Q You refer to these people as government employees. Do you refer to PBS and National Public Radio as government employees as well?
MR. MCCURRY: No, because they're not.
MR. MCCURRY: No, because they're not.
Q They're getting money.
MR. MCCURRY: Well, that's a bit of a stretch.
Q Mike, there is apparently a butter shortage. Prices are up 70 percent, we're importing millions of pounds more despite a tariff of 80 cents. Friendly's and Ben and Jerry's have said they'll raise ice cream prices
MR. MCCURRY: That sounds like a "marginal" question.
Q You're dead in Wisconsin.
MR. MCCURRY: I'll see whether anyone has got --
MR. MCCURRY: Marginal question. I'll see whether anyone has got more to say on the issue. No doubt somewhere in our government we're working hard on it and we'll find out where and get the answer.
Q Are you going on this trip?
MR. MCCURRY: Yes.
Q Who else is going from the press?
MR. MCCURRY: We've just posted the delegation list so you can see the full delegation. Anything else?
Q Can you give us any clarification on how -- whether it was just the visas came back and these weren't in the pile?
MR. MCCURRY: No. What I have heard is that through the embassy here we were notified that the visas had been revoked for the three Radio Free Asia travelers. They obviously -- we pressed immediately on the reasons why. We elevated it to the issue of the ambassador in Beijing and made a formal protest. The government, through the embassy here and through the contact that our embassy has had in Beijing, has not indicated any willingness to change their decision, has indicated that they will not honor those visas. And under international aviation requirements -- we've had discussions with Cathay Pacific which is the carrier, and they tell us they are obligated under international aviation requirements not to board anyone who doesn't have a valid visa. Obviously, that would send the --

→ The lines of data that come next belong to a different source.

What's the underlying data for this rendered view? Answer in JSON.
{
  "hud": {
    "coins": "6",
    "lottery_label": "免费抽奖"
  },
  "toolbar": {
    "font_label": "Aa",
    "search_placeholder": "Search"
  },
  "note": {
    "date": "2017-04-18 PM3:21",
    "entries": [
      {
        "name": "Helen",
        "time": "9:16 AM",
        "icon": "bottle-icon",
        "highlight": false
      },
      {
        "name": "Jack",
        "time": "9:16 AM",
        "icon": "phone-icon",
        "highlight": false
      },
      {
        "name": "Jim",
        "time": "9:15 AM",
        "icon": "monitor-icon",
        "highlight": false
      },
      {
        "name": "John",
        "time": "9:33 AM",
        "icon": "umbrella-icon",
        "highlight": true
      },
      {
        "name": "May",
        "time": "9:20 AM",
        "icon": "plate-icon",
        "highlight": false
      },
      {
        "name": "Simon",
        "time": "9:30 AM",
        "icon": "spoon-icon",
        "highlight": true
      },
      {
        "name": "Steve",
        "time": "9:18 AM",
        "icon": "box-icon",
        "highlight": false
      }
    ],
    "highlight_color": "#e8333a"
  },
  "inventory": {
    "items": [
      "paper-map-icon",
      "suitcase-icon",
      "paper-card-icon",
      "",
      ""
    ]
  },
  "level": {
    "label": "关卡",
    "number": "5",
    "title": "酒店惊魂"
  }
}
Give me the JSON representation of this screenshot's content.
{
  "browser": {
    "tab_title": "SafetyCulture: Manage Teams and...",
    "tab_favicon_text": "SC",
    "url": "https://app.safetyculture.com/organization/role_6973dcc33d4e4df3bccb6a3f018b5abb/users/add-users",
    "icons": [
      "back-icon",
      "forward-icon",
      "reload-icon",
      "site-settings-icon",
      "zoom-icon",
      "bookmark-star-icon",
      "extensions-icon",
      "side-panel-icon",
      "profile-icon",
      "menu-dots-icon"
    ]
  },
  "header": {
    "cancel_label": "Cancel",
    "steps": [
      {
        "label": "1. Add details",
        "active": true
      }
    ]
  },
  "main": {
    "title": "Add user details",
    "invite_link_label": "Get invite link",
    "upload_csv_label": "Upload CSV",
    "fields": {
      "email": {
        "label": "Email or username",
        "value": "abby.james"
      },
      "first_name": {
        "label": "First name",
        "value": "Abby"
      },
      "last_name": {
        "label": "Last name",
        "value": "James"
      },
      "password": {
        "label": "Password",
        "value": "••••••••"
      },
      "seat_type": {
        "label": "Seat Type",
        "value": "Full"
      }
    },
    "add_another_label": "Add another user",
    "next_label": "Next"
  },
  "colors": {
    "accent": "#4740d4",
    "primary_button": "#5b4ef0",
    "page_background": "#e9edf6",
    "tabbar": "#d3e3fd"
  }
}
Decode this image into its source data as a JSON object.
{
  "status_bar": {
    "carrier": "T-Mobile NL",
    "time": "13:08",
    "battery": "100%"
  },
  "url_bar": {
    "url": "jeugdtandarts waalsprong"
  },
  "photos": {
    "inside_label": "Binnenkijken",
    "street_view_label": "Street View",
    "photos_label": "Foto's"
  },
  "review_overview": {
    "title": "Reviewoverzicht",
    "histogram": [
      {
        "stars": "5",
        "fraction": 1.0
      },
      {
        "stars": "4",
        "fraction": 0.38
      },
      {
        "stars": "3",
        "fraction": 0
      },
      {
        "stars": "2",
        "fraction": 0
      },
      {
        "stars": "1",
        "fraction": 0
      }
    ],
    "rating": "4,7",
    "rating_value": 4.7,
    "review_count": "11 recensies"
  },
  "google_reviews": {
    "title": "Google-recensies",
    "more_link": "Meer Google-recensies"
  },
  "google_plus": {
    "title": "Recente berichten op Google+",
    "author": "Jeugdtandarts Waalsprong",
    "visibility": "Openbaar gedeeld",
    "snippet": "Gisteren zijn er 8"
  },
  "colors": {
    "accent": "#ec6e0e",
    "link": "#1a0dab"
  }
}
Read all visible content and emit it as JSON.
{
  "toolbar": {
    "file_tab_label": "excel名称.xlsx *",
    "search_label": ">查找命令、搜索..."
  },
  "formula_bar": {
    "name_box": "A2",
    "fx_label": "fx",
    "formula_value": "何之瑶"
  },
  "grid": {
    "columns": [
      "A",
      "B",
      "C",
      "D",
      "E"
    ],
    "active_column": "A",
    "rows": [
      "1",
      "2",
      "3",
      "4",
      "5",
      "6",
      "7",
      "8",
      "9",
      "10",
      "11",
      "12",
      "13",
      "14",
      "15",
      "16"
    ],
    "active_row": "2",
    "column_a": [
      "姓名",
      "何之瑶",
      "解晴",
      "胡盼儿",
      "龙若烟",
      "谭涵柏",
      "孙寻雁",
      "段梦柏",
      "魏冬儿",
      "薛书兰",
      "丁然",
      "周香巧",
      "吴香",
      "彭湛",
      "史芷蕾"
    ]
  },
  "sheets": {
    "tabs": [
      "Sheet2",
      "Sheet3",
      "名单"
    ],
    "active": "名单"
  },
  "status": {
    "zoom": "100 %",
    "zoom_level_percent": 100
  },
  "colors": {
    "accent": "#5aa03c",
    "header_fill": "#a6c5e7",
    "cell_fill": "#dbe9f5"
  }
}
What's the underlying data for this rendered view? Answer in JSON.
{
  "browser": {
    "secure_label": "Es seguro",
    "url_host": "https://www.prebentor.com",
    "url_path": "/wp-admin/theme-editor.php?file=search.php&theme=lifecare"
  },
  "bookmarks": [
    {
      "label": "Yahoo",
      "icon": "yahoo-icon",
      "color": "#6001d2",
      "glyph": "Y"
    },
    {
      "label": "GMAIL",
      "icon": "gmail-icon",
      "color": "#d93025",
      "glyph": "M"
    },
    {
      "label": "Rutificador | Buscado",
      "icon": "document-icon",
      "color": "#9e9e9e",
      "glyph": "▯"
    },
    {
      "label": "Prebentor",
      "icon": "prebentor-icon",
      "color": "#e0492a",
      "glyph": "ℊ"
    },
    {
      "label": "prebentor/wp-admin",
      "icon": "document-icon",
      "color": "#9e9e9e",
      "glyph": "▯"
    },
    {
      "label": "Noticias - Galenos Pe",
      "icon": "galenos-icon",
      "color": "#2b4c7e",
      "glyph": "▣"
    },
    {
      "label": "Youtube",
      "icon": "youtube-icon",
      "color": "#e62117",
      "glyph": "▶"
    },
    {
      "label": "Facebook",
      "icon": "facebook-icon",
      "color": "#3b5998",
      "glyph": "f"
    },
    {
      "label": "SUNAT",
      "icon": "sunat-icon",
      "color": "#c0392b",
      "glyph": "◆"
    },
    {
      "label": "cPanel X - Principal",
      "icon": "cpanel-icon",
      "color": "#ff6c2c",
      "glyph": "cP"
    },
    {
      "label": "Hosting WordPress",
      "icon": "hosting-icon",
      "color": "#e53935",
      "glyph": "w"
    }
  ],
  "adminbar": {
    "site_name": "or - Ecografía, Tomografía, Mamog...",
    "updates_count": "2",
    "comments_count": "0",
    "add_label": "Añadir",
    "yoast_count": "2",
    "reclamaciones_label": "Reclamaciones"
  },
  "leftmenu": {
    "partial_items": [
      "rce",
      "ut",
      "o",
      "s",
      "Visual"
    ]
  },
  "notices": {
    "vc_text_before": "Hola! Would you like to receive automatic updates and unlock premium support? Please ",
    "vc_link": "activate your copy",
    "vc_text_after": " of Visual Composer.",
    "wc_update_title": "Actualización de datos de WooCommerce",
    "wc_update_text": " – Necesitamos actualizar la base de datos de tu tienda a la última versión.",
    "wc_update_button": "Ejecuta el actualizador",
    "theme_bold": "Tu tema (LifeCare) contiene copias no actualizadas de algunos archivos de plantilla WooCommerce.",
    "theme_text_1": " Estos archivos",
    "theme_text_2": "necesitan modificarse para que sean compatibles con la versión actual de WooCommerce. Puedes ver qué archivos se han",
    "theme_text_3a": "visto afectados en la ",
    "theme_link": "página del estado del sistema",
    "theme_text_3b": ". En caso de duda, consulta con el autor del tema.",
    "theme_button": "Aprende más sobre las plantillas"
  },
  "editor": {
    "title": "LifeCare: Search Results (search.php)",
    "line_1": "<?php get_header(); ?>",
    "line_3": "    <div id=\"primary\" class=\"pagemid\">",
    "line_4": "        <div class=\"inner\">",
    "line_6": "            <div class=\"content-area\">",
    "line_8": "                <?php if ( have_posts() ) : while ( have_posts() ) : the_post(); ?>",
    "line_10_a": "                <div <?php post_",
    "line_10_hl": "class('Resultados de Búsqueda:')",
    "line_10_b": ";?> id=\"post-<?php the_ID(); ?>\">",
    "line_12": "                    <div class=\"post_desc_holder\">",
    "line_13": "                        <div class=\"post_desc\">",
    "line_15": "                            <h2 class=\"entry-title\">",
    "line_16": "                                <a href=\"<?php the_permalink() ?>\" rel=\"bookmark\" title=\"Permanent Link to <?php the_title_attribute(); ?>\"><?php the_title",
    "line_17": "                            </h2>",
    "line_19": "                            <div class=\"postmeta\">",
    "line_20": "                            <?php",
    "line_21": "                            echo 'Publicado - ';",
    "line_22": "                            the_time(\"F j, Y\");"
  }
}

Q The jet leaves this afternoon. You can't resolve it that quickly, can you?
MR. MCCURRY: It's not going to get resolved in time for -- no doubt for that departure but the trip goes on for nine days and we'll see what happens.
Q But, Mike, this was yesterday that you were informed?
MR. MCCURRY: Yesterday is my understanding, right. That's when I first heard about it.
Q And they originally had visas but they were revoked?
MR. MCCURRY: That's our understanding. They had been granted visas which were then revoked.
Q Suppose you persuaded all the press corp to pull out except Geraldo --
MR. MCCURRY: Why don't you take that one on.
Q How would you expect the new diplomatic relationship with the Iranian government after the soccer game and the President's speech about this issue?
MR. MCCURRY: We will see. I think that the game of football between the United States and Iran was an opportunity for both countries to have the kind of people-to-people exchange that both Khatemi and President Clinton have foreseen, but more important to us is the careful reaction that the government of Iran makes over time to the important speech that Secretary Albright delivered. Those are the kinds of things that we will watch to see develop.
Q Is there going to be a departure statement tomorrow?
MR. MCCURRY: I've heard conflicting things about that. There is not one planned at the moment.
Q Albright is going on to Tokyo?
MR. MCCURRY: She will have additional stops afterwards. I'm not sure what the State Department has announced as her itinerary. You can check with them. Thank you.